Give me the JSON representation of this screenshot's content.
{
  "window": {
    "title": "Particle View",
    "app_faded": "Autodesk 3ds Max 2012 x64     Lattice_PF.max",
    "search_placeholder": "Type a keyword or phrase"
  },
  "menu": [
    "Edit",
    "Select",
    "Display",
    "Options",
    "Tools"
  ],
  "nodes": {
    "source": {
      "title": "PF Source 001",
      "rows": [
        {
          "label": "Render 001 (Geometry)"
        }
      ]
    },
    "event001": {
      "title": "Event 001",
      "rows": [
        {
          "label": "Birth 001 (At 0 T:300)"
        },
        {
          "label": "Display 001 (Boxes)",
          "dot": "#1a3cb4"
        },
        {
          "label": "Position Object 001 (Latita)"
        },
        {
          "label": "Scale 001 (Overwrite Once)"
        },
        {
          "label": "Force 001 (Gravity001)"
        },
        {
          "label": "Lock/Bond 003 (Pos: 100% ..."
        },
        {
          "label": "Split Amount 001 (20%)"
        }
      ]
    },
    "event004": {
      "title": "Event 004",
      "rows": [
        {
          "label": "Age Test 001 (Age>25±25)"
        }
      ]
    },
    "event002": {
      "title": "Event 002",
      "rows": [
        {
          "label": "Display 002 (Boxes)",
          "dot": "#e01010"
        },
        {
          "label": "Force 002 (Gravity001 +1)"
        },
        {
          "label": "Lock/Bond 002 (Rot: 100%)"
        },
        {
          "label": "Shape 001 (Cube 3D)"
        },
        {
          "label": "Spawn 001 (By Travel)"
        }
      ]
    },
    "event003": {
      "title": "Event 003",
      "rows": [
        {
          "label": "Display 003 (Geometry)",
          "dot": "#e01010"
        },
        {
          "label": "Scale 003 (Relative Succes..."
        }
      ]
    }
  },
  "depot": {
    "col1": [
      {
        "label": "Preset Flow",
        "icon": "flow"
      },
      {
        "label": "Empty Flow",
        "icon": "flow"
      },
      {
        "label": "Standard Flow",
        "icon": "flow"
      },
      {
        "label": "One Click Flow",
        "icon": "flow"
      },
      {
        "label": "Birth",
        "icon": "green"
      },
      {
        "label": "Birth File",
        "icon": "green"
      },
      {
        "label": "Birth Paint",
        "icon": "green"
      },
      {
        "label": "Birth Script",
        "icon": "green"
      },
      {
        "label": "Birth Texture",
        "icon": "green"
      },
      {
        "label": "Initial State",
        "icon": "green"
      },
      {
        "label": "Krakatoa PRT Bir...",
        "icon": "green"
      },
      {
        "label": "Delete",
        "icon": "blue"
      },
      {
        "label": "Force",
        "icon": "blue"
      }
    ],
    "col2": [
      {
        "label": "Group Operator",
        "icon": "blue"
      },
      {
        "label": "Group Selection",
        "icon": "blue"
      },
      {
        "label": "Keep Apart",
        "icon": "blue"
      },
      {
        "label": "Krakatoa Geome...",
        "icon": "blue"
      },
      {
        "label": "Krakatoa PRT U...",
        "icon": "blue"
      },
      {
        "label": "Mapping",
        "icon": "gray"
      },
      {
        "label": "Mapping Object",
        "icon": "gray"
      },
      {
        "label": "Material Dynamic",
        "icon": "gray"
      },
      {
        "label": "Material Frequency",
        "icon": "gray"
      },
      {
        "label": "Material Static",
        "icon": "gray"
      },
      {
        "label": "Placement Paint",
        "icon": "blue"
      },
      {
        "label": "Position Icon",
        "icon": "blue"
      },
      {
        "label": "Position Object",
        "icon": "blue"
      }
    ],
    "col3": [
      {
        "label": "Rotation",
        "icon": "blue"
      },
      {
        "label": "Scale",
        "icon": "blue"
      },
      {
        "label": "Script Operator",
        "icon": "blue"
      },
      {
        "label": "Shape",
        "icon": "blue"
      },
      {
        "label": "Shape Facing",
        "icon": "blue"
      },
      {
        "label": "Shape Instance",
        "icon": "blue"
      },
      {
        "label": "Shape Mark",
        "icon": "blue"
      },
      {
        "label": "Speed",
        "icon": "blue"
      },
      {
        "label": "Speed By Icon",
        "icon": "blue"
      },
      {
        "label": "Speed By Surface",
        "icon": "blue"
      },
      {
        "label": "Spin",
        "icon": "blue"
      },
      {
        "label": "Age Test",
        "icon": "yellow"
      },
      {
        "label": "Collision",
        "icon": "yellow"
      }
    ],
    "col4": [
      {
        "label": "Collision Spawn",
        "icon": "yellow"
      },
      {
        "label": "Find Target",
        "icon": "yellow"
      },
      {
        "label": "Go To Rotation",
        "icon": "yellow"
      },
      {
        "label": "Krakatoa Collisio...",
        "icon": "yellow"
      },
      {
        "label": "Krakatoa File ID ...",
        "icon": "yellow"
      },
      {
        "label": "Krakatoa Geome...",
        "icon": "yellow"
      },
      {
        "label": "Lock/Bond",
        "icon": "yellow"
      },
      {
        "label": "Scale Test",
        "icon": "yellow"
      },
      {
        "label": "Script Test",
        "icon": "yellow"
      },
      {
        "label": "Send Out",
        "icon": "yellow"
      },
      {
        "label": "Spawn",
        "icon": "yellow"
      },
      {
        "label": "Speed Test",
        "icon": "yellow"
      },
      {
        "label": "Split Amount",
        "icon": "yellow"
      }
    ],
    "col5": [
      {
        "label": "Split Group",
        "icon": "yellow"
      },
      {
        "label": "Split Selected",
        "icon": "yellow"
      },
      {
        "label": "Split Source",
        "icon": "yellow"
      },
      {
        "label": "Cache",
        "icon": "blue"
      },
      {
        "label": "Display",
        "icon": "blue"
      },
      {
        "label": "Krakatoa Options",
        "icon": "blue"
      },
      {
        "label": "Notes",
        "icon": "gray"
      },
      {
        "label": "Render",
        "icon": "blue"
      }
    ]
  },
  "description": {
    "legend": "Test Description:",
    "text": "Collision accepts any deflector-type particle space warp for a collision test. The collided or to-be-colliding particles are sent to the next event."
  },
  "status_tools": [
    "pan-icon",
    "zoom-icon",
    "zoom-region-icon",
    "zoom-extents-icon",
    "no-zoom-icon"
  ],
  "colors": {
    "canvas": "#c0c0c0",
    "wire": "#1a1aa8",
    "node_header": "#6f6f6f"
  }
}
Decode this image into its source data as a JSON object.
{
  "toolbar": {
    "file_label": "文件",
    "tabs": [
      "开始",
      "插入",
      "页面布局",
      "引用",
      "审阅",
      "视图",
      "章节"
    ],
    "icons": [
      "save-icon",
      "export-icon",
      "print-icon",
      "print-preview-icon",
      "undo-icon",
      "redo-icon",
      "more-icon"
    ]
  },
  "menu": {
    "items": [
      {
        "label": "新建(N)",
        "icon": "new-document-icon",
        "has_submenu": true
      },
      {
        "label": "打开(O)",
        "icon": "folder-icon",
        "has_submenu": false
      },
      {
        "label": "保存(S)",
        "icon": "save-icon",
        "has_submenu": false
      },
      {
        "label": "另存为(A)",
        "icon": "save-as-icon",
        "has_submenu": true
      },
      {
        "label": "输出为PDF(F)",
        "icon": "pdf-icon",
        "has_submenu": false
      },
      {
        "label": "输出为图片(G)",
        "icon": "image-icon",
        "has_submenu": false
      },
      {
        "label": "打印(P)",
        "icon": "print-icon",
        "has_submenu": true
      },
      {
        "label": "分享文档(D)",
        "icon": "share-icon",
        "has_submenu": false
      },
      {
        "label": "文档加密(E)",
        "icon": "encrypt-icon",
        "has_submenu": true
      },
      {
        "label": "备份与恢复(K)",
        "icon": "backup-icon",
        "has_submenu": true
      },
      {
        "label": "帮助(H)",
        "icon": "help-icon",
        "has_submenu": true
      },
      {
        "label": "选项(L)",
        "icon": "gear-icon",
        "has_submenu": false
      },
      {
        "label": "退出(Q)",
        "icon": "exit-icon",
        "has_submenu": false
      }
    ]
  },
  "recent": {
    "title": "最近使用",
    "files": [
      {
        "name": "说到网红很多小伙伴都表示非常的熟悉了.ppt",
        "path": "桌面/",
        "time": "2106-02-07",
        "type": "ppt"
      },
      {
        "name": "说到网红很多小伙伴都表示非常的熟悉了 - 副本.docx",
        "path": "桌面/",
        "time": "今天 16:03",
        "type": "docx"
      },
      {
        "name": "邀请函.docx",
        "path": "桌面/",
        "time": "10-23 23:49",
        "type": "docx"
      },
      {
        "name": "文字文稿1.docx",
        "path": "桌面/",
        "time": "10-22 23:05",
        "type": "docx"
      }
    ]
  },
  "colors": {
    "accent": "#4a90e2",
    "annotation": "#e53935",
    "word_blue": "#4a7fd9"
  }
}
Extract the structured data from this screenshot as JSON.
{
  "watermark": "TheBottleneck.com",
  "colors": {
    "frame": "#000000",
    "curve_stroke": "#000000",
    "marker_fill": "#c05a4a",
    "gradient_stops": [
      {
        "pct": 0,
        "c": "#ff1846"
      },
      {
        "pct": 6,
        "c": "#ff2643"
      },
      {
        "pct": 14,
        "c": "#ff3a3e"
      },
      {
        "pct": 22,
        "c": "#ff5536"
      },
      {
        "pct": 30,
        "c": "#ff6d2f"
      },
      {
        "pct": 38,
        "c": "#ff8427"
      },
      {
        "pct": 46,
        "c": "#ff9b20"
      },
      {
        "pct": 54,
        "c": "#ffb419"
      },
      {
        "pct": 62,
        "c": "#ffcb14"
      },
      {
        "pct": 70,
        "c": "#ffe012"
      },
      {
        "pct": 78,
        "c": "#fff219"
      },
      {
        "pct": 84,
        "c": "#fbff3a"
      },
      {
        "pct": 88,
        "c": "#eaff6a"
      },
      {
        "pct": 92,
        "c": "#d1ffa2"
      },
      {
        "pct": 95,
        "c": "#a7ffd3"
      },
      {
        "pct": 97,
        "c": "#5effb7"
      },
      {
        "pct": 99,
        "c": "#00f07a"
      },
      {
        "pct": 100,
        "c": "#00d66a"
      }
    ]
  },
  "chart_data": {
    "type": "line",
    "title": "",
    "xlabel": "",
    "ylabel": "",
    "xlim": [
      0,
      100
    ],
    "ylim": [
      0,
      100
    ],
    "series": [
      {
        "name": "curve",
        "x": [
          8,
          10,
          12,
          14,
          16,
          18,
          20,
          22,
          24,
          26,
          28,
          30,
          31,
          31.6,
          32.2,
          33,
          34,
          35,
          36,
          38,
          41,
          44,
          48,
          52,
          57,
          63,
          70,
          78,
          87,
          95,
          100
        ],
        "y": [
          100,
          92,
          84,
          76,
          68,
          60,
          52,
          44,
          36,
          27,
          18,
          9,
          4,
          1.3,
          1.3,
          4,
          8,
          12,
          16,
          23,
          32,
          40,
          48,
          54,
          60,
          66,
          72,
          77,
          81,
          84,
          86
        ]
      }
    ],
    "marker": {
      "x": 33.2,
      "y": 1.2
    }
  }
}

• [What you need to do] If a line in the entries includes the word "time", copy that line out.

• [Solved exercise]
        "time": "2106-02-07",
        "time": "今天 16:03",
        "time": "10-23 23:49",
        "time": "10-22 23:05",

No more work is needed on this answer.